Two men were out on the ocean in a boat.
One of them began drilling in the bottom of the boat, and the other, aghast said “What are you doing? Stop drilling! You’ll sink us you fool!”
And the first man replied: “It’s all right. I’m only drilling on my side.”
Many times we see this very thing happen in our organizations- at work, where we volunteer, at church, even in our own homes. One line of business is doing brilliantly, and another is struggling- taking on water.
I’ve seen military units that have superb staff sections, all squared away and properly functioning, sans one. And it’s always that one “Achilles’ heel” that ends up making life difficult for the rest of the organization (not to mentioned that Commander).
So why does it seem like people are willing to let their peers keep repeating the same costly mistakes? Why aren’t they taking action?
Most companies forget to tell their employees that they are empowered to change things that don’t work. The outcome is a group of people watching idly by while the ship sinks slowly into the ocean.
Monday Morning Perspective
“If everyone is moving forward together, then success takes care of itself.” – Henry Ford
“When a team outgrows individual performance and learns team confidence, excellence becomes a reality.” –Joe Paterno
Many people today have adopted an individualistic mentality that allows them to watch others struggle and fail and feel no pressure to assist them in any way. The belief that other people’s problems are “none of my business” will often lead to far worse organizational outcomes than the mistakes being made on the front line.
A front line employee can quickly learn to modify their performance and begin producing effective results. An employee (and especially a leader) with a “not my problem” attitude is much harder to change.
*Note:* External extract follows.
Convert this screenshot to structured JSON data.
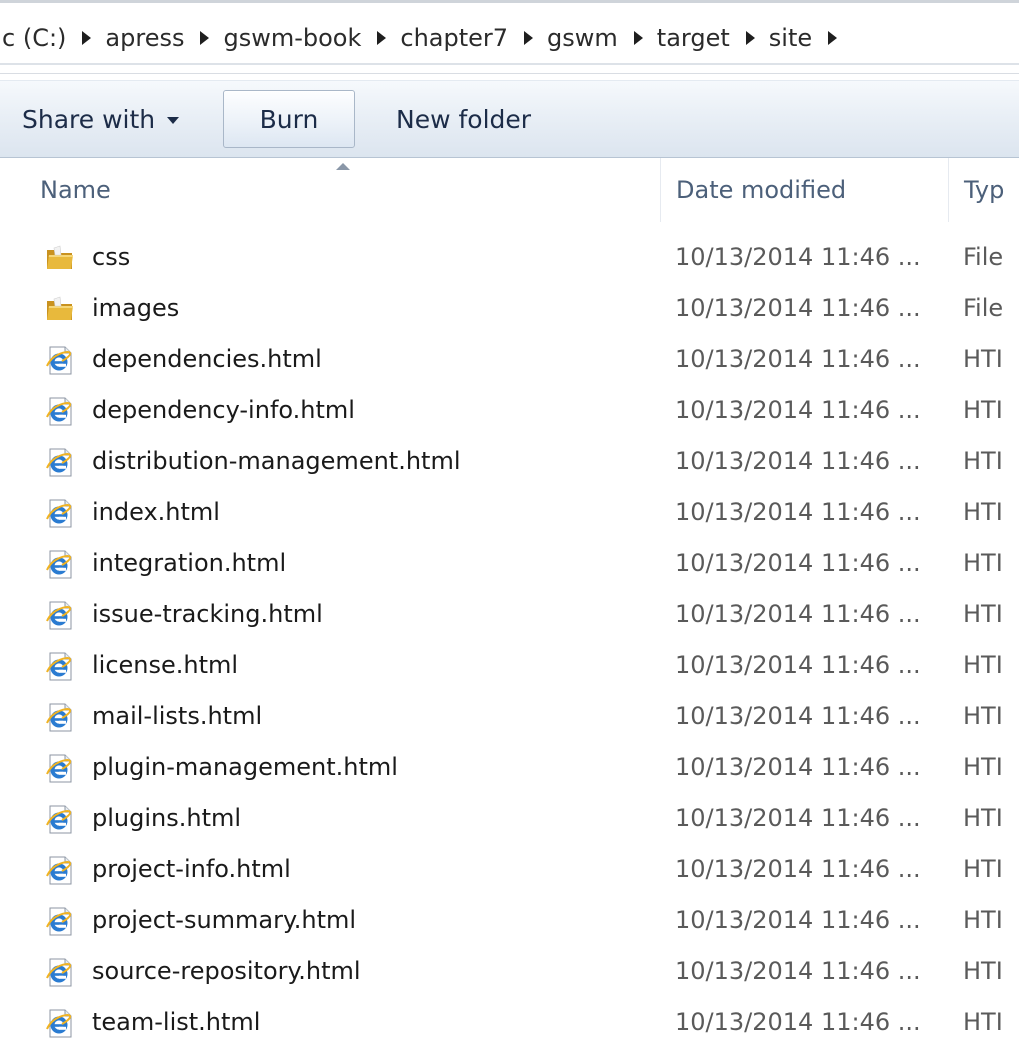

That attitude, if left unchecked and redirected by leadership, will sink a ship far faster than any drill might be capable of.
So how do we keep our ships from sinking? Here are a few approaches that tend to work:
1. Get rid of the drill.
Educate your people properly. Train them to be effective in their roles and teach them how their role contributes to the organization’s mission.
2. Speak up and fill the holes.
Encourage peer development and assistance. Teach your people that helping others improve is valued by the organization’s leaders. Empower them to take action when they see something that doesn’t look right. Lose the “Me” mentality, and encourage the “we” approach.
3. Change out the crew.
If someone on your team is happy to sit by while the water line rises, it might be time to consider bold action. Confront the problem, explain why it’s such an issue, and set clear parameters. If they can’t comply, your organization can only benefit from their absence. First-rate ships have first-rate mates.
Never forget, we impact those around us whether we want to or not. We choose whether it’s a positive or negative experience.
Have a wonderful week Mates!
© Crystal Dyer 2012. All rights reserved.